Deep canvassing had more than just a small effect. The impact was sizable. While the conversation was relatively brief, its effect was larger than the change in attitudes toward gays and lesbians in the United States between 1998 and 2012. An almost fifteen-year period.
Most interesting, though, was whose minds were changed. It wasn’t just the movable middle, Democrats who shifted a little bit, or people who already supported transgender rights. Deep canvassing worked equally well regardless of political affiliation or preexisting beliefs. It even convinced people initially opposed to transgender rights to warm to the issue.
Have a boss who doesn’t support an initiative because they think it will cost too much? Dealing with a colleague who doesn’t believe in company culture because they think it’s too “squishy”? Catalysts switch the field and find an unsticking point.
Rather than pushing harder down the same blocked path, explore related directions where people aren’t so dug in. Even though someone might seem like an adversary on one dimension, there’s probably more to them than just that. Points of agreement like making sure the company continues to grow or employee retention stays high. Start with that. Start with the areas of agreement and build from there.

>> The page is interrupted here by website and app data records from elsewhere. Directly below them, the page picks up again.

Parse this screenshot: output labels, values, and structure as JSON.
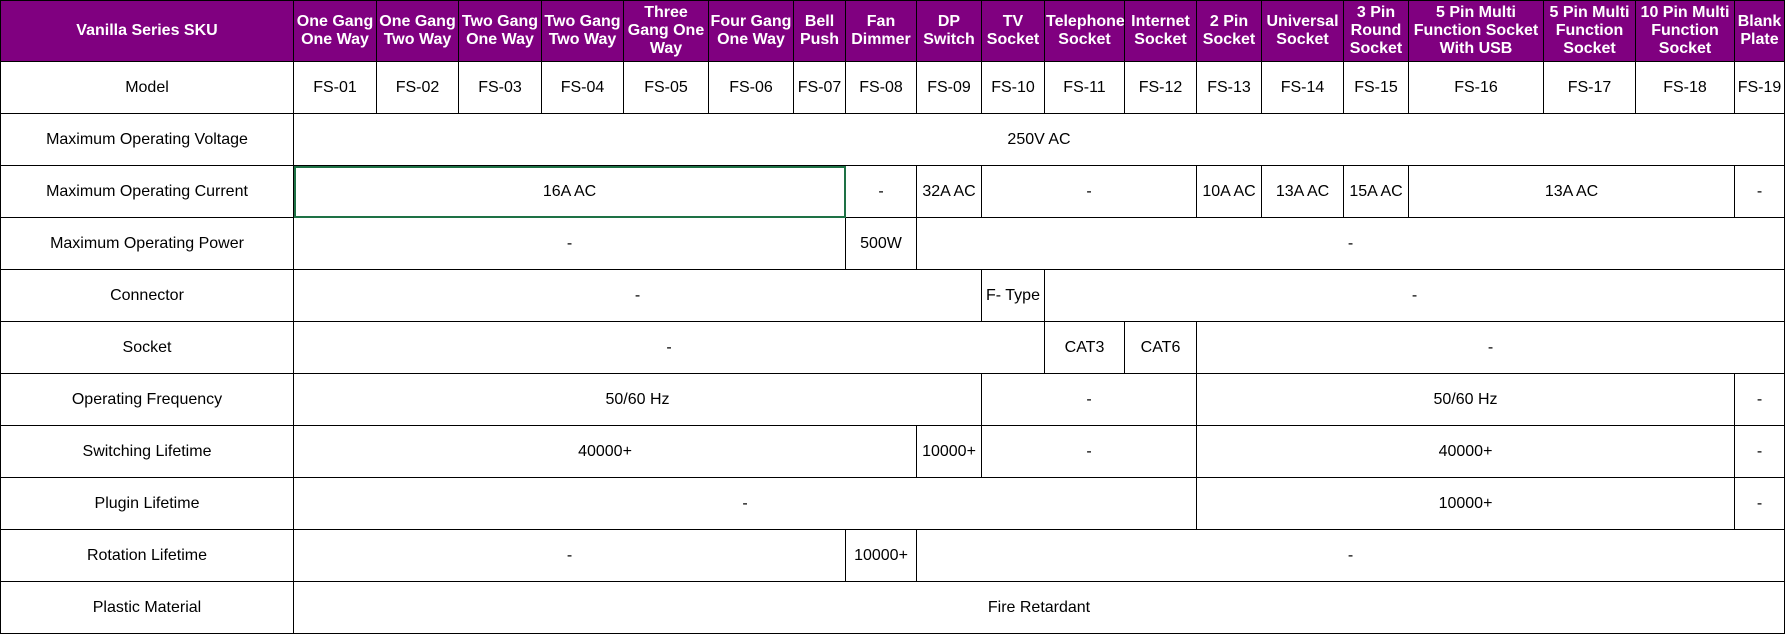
{
  "header": {
    "sku_label": "Vanilla Series SKU",
    "columns": [
      "One Gang One Way",
      "One Gang Two Way",
      "Two Gang One Way",
      "Two Gang Two Way",
      "Three Gang One Way",
      "Four Gang One Way",
      "Bell Push",
      "Fan Dimmer",
      "DP Switch",
      "TV Socket",
      "Telephone Socket",
      "Internet Socket",
      "2 Pin Socket",
      "Universal Socket",
      "3 Pin Round Socket",
      "5 Pin Multi Function Socket With USB",
      "5 Pin Multi Function Socket",
      "10 Pin Multi Function Socket",
      "Blank Plate"
    ]
  },
  "rows": {
    "model": {
      "label": "Model",
      "values": [
        "FS-01",
        "FS-02",
        "FS-03",
        "FS-04",
        "FS-05",
        "FS-06",
        "FS-07",
        "FS-08",
        "FS-09",
        "FS-10",
        "FS-11",
        "FS-12",
        "FS-13",
        "FS-14",
        "FS-15",
        "FS-16",
        "FS-17",
        "FS-18",
        "FS-19"
      ]
    },
    "max_voltage": {
      "label": "Maximum Operating Voltage",
      "value": "250V AC"
    },
    "max_current": {
      "label": "Maximum Operating Current",
      "values": [
        "16A AC",
        "-",
        "32A AC",
        "-",
        "10A AC",
        "13A AC",
        "15A AC",
        "13A AC",
        "-"
      ]
    },
    "max_power": {
      "label": "Maximum Operating Power",
      "values": [
        "-",
        "500W",
        "-"
      ]
    },
    "connector": {
      "label": "Connector",
      "values": [
        "-",
        "F- Type",
        "-"
      ]
    },
    "socket": {
      "label": "Socket",
      "values": [
        "-",
        "CAT3",
        "CAT6",
        "-"
      ]
    },
    "frequency": {
      "label": "Operating Frequency",
      "values": [
        "50/60 Hz",
        "-",
        "50/60 Hz",
        "-"
      ]
    },
    "switching_lifetime": {
      "label": "Switching Lifetime",
      "values": [
        "40000+",
        "10000+",
        "-",
        "40000+",
        "-"
      ]
    },
    "plugin_lifetime": {
      "label": "Plugin Lifetime",
      "values": [
        "-",
        "10000+",
        "-"
      ]
    },
    "rotation_lifetime": {
      "label": "Rotation Lifetime",
      "values": [
        "-",
        "10000+",
        "-"
      ]
    },
    "plastic_material": {
      "label": "Plastic Material",
      "value": "Fire Retardant"
    }
  },
  "colors": {
    "header_background": "#800080",
    "header_text": "#ffffff",
    "selection_border": "#1e7145"
  }
}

From The Catalyst: How to Change Anyone’s Mind by Jonah Berger. Copyright © 2020 by Social Dynamics Group, LLC. Reprinted by permission of Simon & Schuster, Inc.